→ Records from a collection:

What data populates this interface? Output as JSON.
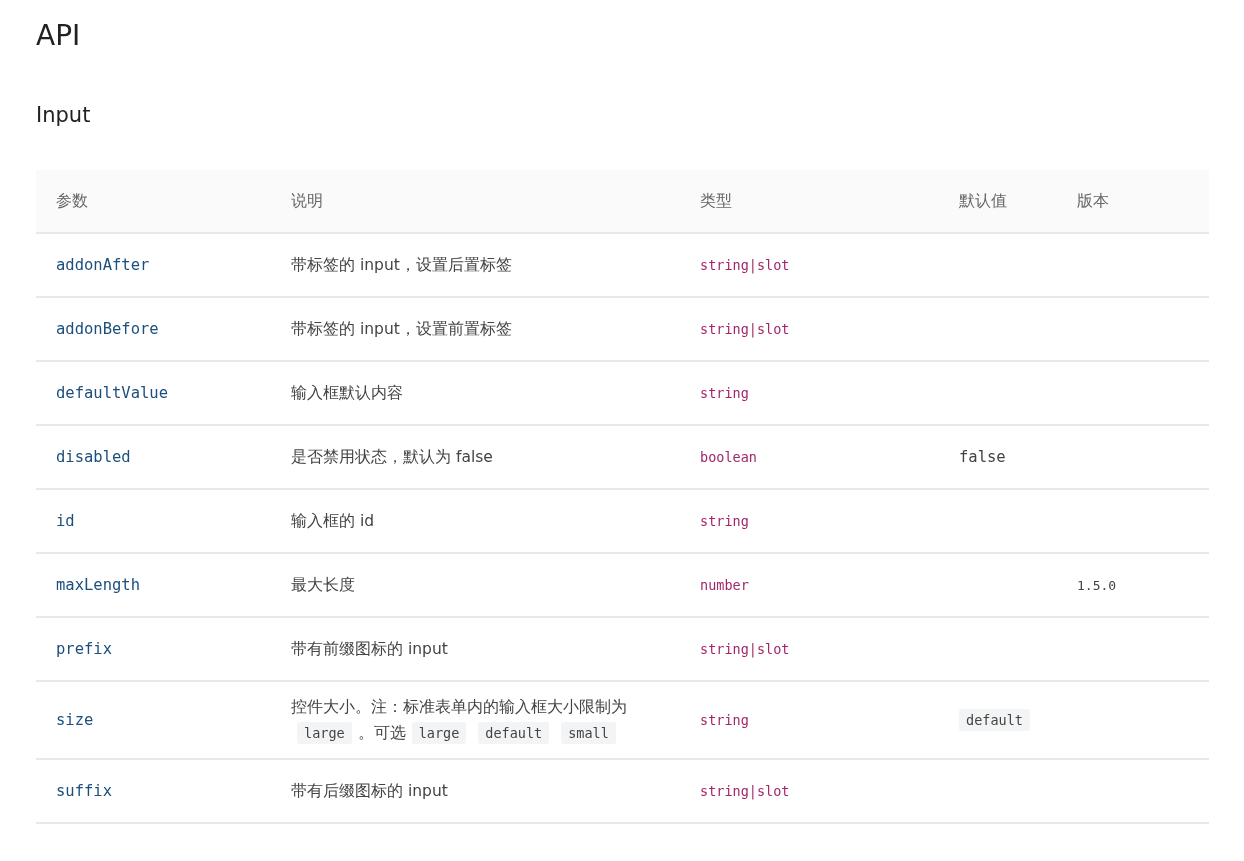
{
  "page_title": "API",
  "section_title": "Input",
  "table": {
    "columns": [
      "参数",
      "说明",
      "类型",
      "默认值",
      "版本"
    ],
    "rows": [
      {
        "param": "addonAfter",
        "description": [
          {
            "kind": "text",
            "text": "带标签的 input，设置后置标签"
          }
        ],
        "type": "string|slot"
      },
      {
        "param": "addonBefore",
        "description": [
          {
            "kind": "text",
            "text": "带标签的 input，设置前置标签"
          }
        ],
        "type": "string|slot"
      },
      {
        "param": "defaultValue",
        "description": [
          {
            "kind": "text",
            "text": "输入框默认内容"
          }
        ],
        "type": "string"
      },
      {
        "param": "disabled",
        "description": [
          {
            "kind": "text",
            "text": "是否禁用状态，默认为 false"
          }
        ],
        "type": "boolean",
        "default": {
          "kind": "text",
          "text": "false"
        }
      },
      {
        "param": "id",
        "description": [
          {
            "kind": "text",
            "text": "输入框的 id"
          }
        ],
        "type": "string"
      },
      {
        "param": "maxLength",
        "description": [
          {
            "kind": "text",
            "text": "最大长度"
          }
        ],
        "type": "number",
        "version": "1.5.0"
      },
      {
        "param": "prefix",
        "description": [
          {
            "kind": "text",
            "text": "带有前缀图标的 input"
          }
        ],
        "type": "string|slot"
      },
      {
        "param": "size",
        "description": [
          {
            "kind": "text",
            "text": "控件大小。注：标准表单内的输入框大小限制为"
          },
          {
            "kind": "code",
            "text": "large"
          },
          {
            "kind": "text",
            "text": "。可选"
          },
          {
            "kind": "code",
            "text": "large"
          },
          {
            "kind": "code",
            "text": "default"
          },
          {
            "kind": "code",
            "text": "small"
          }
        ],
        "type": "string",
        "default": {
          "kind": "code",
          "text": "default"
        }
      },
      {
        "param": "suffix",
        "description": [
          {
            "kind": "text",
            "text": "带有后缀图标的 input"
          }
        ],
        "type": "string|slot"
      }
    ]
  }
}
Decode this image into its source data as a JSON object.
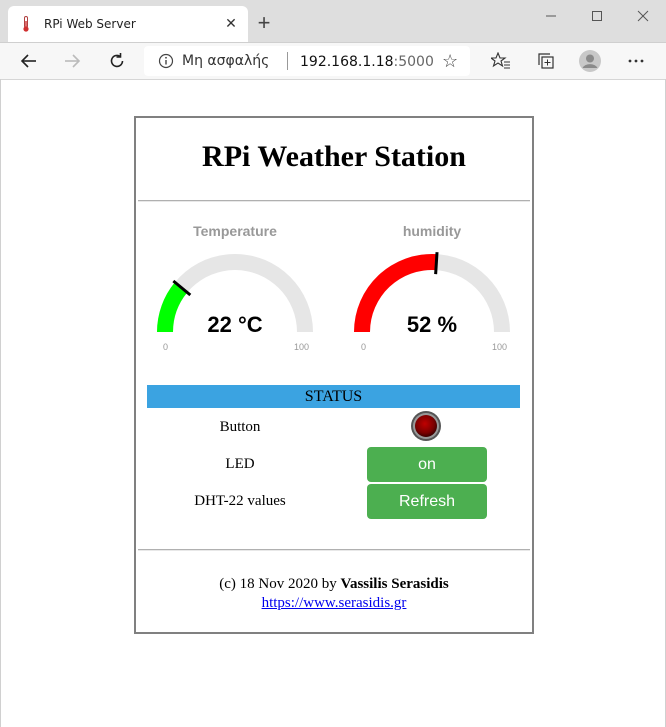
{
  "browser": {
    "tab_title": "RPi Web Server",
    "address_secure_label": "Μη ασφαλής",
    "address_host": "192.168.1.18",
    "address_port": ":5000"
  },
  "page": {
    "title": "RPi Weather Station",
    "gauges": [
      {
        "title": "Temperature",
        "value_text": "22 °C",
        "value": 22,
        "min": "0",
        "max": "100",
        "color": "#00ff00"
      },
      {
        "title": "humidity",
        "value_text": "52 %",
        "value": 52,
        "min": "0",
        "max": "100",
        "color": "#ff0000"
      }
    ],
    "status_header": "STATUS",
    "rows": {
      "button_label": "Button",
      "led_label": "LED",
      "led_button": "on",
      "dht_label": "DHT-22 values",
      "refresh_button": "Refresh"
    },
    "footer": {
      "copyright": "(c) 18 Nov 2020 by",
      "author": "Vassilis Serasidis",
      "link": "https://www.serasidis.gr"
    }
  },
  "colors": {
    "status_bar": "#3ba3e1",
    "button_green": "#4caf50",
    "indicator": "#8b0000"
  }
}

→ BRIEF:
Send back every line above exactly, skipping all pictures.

→ ANSWER SPACE:
What data populates this interface? Output as JSON.
{
  "page_title": "API",
  "section_title": "Input",
  "table": {
    "columns": [
      "参数",
      "说明",
      "类型",
      "默认值",
      "版本"
    ],
    "rows": [
      {
        "param": "addonAfter",
        "description": [
          {
            "kind": "text",
            "text": "带标签的 input，设置后置标签"
          }
        ],
        "type": "string|slot"
      },
      {
        "param": "addonBefore",
        "description": [
          {
            "kind": "text",
            "text": "带标签的 input，设置前置标签"
          }
        ],
        "type": "string|slot"
      },
      {
        "param": "defaultValue",
        "description": [
          {
            "kind": "text",
            "text": "输入框默认内容"
          }
        ],
        "type": "string"
      },
      {
        "param": "disabled",
        "description": [
          {
            "kind": "text",
            "text": "是否禁用状态，默认为 false"
          }
        ],
        "type": "boolean",
        "default": {
          "kind": "text",
          "text": "false"
        }
      },
      {
        "param": "id",
        "description": [
          {
            "kind": "text",
            "text": "输入框的 id"
          }
        ],
        "type": "string"
      },
      {
        "param": "maxLength",
        "description": [
          {
            "kind": "text",
            "text": "最大长度"
          }
        ],
        "type": "number",
        "version": "1.5.0"
      },
      {
        "param": "prefix",
        "description": [
          {
            "kind": "text",
            "text": "带有前缀图标的 input"
          }
        ],
        "type": "string|slot"
      },
      {
        "param": "size",
        "description": [
          {
            "kind": "text",
            "text": "控件大小。注：标准表单内的输入框大小限制为"
          },
          {
            "kind": "code",
            "text": "large"
          },
          {
            "kind": "text",
            "text": "。可选"
          },
          {
            "kind": "code",
            "text": "large"
          },
          {
            "kind": "code",
            "text": "default"
          },
          {
            "kind": "code",
            "text": "small"
          }
        ],
        "type": "string",
        "default": {
          "kind": "code",
          "text": "default"
        }
      },
      {
        "param": "suffix",
        "description": [
          {
            "kind": "text",
            "text": "带有后缀图标的 input"
          }
        ],
        "type": "string|slot"
      }
    ]
  }
}
Decode this image into its source data as a JSON object.
{
  "browser": {
    "tab_title": "RPi Web Server",
    "address_secure_label": "Μη ασφαλής",
    "address_host": "192.168.1.18",
    "address_port": ":5000"
  },
  "page": {
    "title": "RPi Weather Station",
    "gauges": [
      {
        "title": "Temperature",
        "value_text": "22 °C",
        "value": 22,
        "min": "0",
        "max": "100",
        "color": "#00ff00"
      },
      {
        "title": "humidity",
        "value_text": "52 %",
        "value": 52,
        "min": "0",
        "max": "100",
        "color": "#ff0000"
      }
    ],
    "status_header": "STATUS",
    "rows": {
      "button_label": "Button",
      "led_label": "LED",
      "led_button": "on",
      "dht_label": "DHT-22 values",
      "refresh_button": "Refresh"
    },
    "footer": {
      "copyright": "(c) 18 Nov 2020 by",
      "author": "Vassilis Serasidis",
      "link": "https://www.serasidis.gr"
    }
  },
  "colors": {
    "status_bar": "#3ba3e1",
    "button_green": "#4caf50",
    "indicator": "#8b0000"
  }
}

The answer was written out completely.